Contact: Kathy Reincke
AUSTIN, Texas. –Dr. Gail C. Christopher, vice president for policy and senior advisor for the W.K. Kellogg Foundation (WKKF), today was awarded the esteemed Grantmakers in Health’s (GIH) Terrance Keenan Leadership Award in Health Philanthropy during their annual conference.
“Gail is a courageous, dedicated and effective leader who has already contributed much not only to the field of philanthropy, but to the larger social justice community,” said Kathy Ko Chin, president and CEO of the Asian & Pacific Islander American Health Forum, who nominated Christopher for the award.
One of Christopher’s most significant contributions to philanthropy has been her vision for America Healing, a $75 million effort to foster racial healing, dismantle structural inequalities, overcome unconscious bias and create equitable opportunities for all children in education, health and well-being and economic security.
Christopher joined the Kellogg Foundation in 2007 as vice president for program strategy, and held responsibilities for direction and leadership of the racial equity; food, health and well-being; community and civic engagement; and leadership portfolios. Her expertise and experience with developing initiatives to address the social determinants of health led to the development of several key portfolios at the foundation, including improving healthy birth outcomes.

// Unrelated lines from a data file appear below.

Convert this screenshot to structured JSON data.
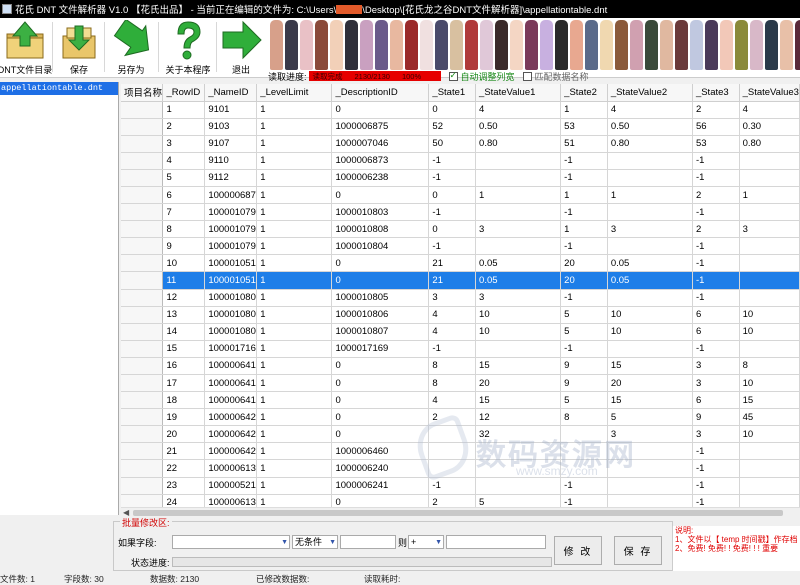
{
  "window": {
    "title_prefix": "花氏 DNT 文件解析器 V1.0 【花氏出品】 - 当前正在编辑的文件为:  C:\\Users\\",
    "title_suffix": "\\Desktop\\[花氏龙之谷DNT文件解析器]\\appellationtable.dnt"
  },
  "toolbar": {
    "buttons": [
      {
        "label": "DNT文件目录",
        "icon": "folder-upload-icon"
      },
      {
        "label": "保存",
        "icon": "save-box-icon"
      },
      {
        "label": "另存为",
        "icon": "save-as-arrow-icon"
      },
      {
        "label": "关于本程序",
        "icon": "question-icon"
      },
      {
        "label": "退出",
        "icon": "exit-arrow-icon"
      }
    ]
  },
  "progress": {
    "label": "读取进度:",
    "bar_text_1": "读取完成",
    "bar_text_2": "2130/2130",
    "bar_percent": "100%",
    "auto_adjust_label": "自动调整列宽",
    "auto_adjust_checked": true,
    "match_label": "匹配数据名称",
    "match_checked": false
  },
  "filelist": {
    "items": [
      "appellationtable.dnt"
    ]
  },
  "grid": {
    "columns": [
      "项目名称",
      "_RowID",
      "_NameID",
      "_LevelLimit",
      "_DescriptionID",
      "_State1",
      "_StateValue1",
      "_State2",
      "_StateValue2",
      "_State3",
      "_StateValue3"
    ],
    "selected_row_index": 10,
    "rows": [
      [
        "",
        "1",
        "9101",
        "1",
        "0",
        "0",
        "4",
        "1",
        "4",
        "2",
        "4"
      ],
      [
        "",
        "2",
        "9103",
        "1",
        "1000006875",
        "52",
        "0.50",
        "53",
        "0.50",
        "56",
        "0.30"
      ],
      [
        "",
        "3",
        "9107",
        "1",
        "1000007046",
        "50",
        "0.80",
        "51",
        "0.80",
        "53",
        "0.80"
      ],
      [
        "",
        "4",
        "9110",
        "1",
        "1000006873",
        "-1",
        "",
        "-1",
        "",
        "-1",
        ""
      ],
      [
        "",
        "5",
        "9112",
        "1",
        "1000006238",
        "-1",
        "",
        "-1",
        "",
        "-1",
        ""
      ],
      [
        "",
        "6",
        "100000687",
        "1",
        "0",
        "0",
        "1",
        "1",
        "1",
        "2",
        "1"
      ],
      [
        "",
        "7",
        "100001079",
        "1",
        "1000010803",
        "-1",
        "",
        "-1",
        "",
        "-1",
        ""
      ],
      [
        "",
        "8",
        "100001079",
        "1",
        "1000010808",
        "0",
        "3",
        "1",
        "3",
        "2",
        "3"
      ],
      [
        "",
        "9",
        "100001079",
        "1",
        "1000010804",
        "-1",
        "",
        "-1",
        "",
        "-1",
        ""
      ],
      [
        "",
        "10",
        "100001051",
        "1",
        "0",
        "21",
        "0.05",
        "20",
        "0.05",
        "-1",
        ""
      ],
      [
        "",
        "11",
        "100001051",
        "1",
        "0",
        "21",
        "0.05",
        "20",
        "0.05",
        "-1",
        ""
      ],
      [
        "",
        "12",
        "100001080",
        "1",
        "1000010805",
        "3",
        "3",
        "-1",
        "",
        "-1",
        ""
      ],
      [
        "",
        "13",
        "100001080",
        "1",
        "1000010806",
        "4",
        "10",
        "5",
        "10",
        "6",
        "10"
      ],
      [
        "",
        "14",
        "100001080",
        "1",
        "1000010807",
        "4",
        "10",
        "5",
        "10",
        "6",
        "10"
      ],
      [
        "",
        "15",
        "100001716",
        "1",
        "1000017169",
        "-1",
        "",
        "-1",
        "",
        "-1",
        ""
      ],
      [
        "",
        "16",
        "100000641",
        "1",
        "0",
        "8",
        "15",
        "9",
        "15",
        "3",
        "8"
      ],
      [
        "",
        "17",
        "100000641",
        "1",
        "0",
        "8",
        "20",
        "9",
        "20",
        "3",
        "10"
      ],
      [
        "",
        "18",
        "100000641",
        "1",
        "0",
        "4",
        "15",
        "5",
        "15",
        "6",
        "15"
      ],
      [
        "",
        "19",
        "100000642",
        "1",
        "0",
        "2",
        "12",
        "8",
        "5",
        "9",
        "45"
      ],
      [
        "",
        "20",
        "100000642",
        "1",
        "0",
        "",
        "32",
        "",
        "3",
        "3",
        "10"
      ],
      [
        "",
        "21",
        "100000642",
        "1",
        "1000006460",
        "",
        "",
        "",
        "",
        "-1",
        ""
      ],
      [
        "",
        "22",
        "100000613",
        "1",
        "1000006240",
        "",
        "",
        "",
        "",
        "-1",
        ""
      ],
      [
        "",
        "23",
        "100000521",
        "1",
        "1000006241",
        "-1",
        "",
        "-1",
        "",
        "-1",
        ""
      ],
      [
        "",
        "24",
        "100000613",
        "1",
        "0",
        "2",
        "5",
        "-1",
        "",
        "-1",
        ""
      ]
    ]
  },
  "batch": {
    "legend": "批量修改区:",
    "if_field_label": "如果字段:",
    "condition_value": "无条件",
    "then_label": "则",
    "operator_value": "+",
    "status_label": "状态进度:",
    "modify_button": "修 改",
    "save_button": "保 存"
  },
  "notes": {
    "title": "说明:",
    "line1": "1、文件以【 temp 时间戳】作存档",
    "line2": "2、免费! 免费! ! 免费! ! ! 重要"
  },
  "statusbar": {
    "file_count": "文件数: 1",
    "field_count": "字段数: 30",
    "row_count": "数据数: 2130",
    "modified_count": "已修改数据数:",
    "elapsed": "读取耗时:"
  },
  "watermark": {
    "text": "数码资源网",
    "url": "www.smzy.com"
  },
  "colors": {
    "selection": "#1e7ee8",
    "progress_red": "#e60000",
    "notes_red": "#e00000"
  }
}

“The Terrance Keenan Award is a wonderful honor recognizing Gail’s leadership of some key initiatives at the Kellogg Foundation. She brought a wealth of health equity and social justice expertise, research and experience to the Kellogg Foundation and to our grantees,” said La June Montgomery Tabron, president and CEO of the W.K. Kellogg Foundation. “Her life’s work has embraced undoing the injustices of conscious and unconscious racism, and structural inequities that impede the overall health and well-being of children and families of color.”

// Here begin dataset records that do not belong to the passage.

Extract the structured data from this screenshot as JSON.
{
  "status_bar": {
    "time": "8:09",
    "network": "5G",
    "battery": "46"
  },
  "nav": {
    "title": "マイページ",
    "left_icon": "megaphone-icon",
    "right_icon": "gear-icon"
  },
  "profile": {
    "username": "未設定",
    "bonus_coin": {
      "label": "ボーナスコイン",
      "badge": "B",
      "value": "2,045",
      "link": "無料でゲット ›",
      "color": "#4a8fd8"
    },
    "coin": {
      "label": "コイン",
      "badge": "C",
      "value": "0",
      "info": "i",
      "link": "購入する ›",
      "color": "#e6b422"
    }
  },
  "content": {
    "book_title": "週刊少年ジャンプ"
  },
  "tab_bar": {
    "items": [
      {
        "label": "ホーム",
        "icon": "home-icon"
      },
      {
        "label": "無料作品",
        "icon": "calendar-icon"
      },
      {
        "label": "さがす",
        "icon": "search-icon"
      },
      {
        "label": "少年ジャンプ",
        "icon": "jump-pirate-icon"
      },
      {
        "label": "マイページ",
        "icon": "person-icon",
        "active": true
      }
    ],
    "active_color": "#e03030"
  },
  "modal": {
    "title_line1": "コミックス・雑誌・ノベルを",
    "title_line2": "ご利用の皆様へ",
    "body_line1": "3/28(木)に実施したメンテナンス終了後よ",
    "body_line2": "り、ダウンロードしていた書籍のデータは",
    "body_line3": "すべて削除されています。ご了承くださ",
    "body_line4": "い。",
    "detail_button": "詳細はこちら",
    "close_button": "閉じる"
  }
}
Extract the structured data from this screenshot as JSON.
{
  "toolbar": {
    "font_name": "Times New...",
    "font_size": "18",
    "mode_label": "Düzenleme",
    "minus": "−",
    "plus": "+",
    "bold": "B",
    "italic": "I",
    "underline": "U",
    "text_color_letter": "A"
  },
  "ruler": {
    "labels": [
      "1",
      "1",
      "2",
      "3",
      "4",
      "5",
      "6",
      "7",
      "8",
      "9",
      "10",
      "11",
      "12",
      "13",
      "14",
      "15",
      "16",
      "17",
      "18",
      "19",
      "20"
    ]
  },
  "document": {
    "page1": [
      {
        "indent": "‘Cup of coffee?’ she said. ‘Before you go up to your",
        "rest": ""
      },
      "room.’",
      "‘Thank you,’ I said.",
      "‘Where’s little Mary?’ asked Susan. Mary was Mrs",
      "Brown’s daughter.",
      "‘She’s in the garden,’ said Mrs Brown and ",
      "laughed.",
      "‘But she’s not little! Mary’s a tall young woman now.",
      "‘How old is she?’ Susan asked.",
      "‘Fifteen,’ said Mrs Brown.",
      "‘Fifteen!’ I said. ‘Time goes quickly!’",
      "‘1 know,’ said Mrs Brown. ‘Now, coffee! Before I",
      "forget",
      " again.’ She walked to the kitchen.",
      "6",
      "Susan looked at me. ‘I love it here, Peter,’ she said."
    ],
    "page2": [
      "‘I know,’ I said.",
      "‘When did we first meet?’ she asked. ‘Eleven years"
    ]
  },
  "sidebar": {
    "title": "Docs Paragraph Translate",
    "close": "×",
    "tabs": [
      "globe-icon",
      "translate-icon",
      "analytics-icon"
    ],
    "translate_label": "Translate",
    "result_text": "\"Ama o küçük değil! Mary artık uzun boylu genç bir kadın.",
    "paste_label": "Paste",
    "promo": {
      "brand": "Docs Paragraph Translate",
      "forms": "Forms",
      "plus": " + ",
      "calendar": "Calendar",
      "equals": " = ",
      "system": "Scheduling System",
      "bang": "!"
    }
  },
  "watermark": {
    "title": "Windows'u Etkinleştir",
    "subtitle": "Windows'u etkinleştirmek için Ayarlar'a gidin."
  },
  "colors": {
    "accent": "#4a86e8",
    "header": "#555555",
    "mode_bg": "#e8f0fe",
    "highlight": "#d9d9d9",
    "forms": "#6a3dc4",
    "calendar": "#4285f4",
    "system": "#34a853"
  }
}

Previously, Christopher served as vice president at the Joint Center for Political and Economic Studies, and led their Health Policy Institute, a multi-year initiative created to engage racial and ethnic minorities in health policy discussions. While there she was also instrumental in the development of the policy recommendations with the Dellums Commission to address health disparities faced by young men of color across the nation. She also served as the director of the Institute for Government Innovation at Harvard’s Kennedy School of Government.
Christopher currently authors a Huffington Post column, in addition to the more than 250 articles, presentations and publications she’s penned throughout her career. She has been interviewed by national print and broadcast media outlets, and acknowledged with numerous awards, including those from the Congressional Black Caucus, Society of Public Health Education and the Association of Maternal & Child Health Programs.

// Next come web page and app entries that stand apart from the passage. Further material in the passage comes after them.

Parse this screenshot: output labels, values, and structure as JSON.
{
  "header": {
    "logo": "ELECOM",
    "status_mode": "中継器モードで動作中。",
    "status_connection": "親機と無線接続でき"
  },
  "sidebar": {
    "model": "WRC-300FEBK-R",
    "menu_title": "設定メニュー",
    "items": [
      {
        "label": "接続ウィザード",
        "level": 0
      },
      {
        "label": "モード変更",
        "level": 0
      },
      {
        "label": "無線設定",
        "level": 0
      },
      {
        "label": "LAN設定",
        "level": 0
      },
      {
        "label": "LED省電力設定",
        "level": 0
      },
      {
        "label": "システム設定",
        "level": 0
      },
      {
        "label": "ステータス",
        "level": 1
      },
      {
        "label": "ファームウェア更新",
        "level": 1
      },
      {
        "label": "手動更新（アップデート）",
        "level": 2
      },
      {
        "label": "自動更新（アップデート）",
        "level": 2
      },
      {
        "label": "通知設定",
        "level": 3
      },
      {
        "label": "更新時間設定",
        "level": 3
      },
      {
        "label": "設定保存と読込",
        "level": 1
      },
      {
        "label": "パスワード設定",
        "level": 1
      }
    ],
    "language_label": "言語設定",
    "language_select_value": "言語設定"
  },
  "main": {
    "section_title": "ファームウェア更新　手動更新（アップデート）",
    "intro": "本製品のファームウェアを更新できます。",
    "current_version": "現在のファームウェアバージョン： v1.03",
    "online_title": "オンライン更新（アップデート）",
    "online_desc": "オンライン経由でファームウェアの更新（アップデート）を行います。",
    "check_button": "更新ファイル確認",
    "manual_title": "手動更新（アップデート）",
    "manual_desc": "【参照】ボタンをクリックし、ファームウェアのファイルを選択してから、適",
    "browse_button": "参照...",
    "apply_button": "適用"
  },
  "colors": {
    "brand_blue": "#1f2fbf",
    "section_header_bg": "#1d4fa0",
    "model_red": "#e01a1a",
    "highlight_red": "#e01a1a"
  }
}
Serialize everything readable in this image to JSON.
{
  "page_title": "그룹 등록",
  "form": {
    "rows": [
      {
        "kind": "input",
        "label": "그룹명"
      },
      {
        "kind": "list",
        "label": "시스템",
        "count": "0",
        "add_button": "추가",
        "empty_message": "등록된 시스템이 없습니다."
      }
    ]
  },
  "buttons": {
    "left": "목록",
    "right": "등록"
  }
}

She holds a doctor of naprapathy degree from the Chicago National College of Naprapathy in Illinois. She is president of the Board of Directors of the Trust for America’s Health.
In 2003, Dr. Gloria R. Smith, a former vice president for health at WKKF received this prestigious award from GIH.
As a founder of GIH, Terrance Keenan was known for his leadership, innovation and compassion, with a career of more than 50 years in philanthropy. The Terrance Keenan Leadership Award in Health Philanthropy was established in 1993, to honor his significant contributions to the field and inspire other grantmakers in the pursuit of excellence.
About the W.K. Kellogg Foundation
The W.K. Kellogg Foundation (WKKF), founded in 1930 as an independent, private foundation by breakfast cereal pioneer Will Keith Kellogg, is among the largest philanthropic foundations in the United States. Guided by the belief that all children should have an equal opportunity to thrive, WKKF works with communities to create conditions for vulnerable children so they can realize their full potential in school, work and life.
The Kellogg Foundation is based in Battle Creek, Michigan, and works throughout the United States and internationally, as well as with sovereign tribes. Special emphasis is paid to priority places where there are high concentrations of poverty and where children face significant barriers to success. WKKF priority places in the U.S. are in Michigan, Mississippi, New Mexico and New Orleans; and internationally, are in Mexico and Haiti.